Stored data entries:
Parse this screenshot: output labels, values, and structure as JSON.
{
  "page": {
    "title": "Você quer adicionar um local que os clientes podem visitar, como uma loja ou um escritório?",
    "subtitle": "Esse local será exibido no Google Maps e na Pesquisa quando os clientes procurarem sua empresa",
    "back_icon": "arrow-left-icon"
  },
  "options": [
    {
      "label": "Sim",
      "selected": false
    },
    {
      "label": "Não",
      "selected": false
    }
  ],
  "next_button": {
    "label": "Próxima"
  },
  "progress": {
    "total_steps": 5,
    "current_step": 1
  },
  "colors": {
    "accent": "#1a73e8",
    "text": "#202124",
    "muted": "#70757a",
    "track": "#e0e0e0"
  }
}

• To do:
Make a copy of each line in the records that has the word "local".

• Reply to the exercise:
    "title": "Você quer adicionar um local que os clientes podem visitar, como uma loja ou um escritório?",
    "subtitle": "Esse local será exibido no Google Maps e na Pesquisa quando os clientes procurarem sua empresa",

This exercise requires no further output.